The Poisson distribution is a model for the relative frequency of rare events. It is often used to determine the probability that number of events will happen in a specific time, area or volume. The model applies to cases where each event occurs with the same probability at any part in time or location in space.

Examples

• The number of Microorganisms within a microscope field.
• The number of Neuron spikes within a 10ms period.
• Suspension of blood cells in a counting chamber: Number of cells per square of the counting chamber.

Definition 12   The Poisson distribution function with parameter (that represents the average number of events in a unit of time, area or volume) is:

Remarks:

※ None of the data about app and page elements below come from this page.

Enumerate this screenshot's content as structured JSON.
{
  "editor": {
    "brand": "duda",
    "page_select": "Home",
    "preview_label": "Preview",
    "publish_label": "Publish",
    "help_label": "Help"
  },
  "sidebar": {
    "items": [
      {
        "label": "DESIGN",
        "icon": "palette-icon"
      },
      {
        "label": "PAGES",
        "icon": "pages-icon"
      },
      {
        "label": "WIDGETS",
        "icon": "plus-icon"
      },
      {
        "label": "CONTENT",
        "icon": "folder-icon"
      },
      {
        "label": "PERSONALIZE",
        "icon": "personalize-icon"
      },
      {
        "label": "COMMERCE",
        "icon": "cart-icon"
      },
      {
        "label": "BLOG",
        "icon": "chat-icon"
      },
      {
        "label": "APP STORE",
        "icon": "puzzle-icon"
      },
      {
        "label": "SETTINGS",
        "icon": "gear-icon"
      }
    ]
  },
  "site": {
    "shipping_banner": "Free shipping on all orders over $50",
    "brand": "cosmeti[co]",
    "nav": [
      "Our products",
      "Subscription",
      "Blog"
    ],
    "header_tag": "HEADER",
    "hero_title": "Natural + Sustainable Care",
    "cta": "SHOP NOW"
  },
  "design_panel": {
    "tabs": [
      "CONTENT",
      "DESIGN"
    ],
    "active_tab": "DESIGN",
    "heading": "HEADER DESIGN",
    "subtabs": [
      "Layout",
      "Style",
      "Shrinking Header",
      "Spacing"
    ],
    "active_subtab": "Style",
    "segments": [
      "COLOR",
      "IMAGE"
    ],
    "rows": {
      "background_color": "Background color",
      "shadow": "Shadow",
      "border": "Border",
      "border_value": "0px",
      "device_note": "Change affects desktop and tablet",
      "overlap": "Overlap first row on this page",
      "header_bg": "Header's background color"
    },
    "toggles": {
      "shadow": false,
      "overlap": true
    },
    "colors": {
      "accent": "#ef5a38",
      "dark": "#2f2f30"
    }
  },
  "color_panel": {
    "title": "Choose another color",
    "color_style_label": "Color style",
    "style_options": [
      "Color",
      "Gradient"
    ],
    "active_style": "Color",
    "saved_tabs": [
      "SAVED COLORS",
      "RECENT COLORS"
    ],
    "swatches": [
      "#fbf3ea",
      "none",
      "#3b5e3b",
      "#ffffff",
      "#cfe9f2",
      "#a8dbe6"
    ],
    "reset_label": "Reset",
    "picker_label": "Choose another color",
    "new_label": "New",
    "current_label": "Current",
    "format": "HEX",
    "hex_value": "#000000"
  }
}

• Often, instead of the expected number , the proportion of successful events per time area or volume unit is known. In this case can be determined by where is the number of units we consider. For example: if we know that out of people are females then if we construct a Poisson r.v. that counts the number of females within a sample of then we will use .
• When is small and is large, the Binomial distribution can be approximated with a Binomial distribution.

Next: 2.2 Limit Laws of Up: 2.1 Probabilities and Random Previous: 2.1.7 The Binomial distribution
Eran Borenstein
2007-05-04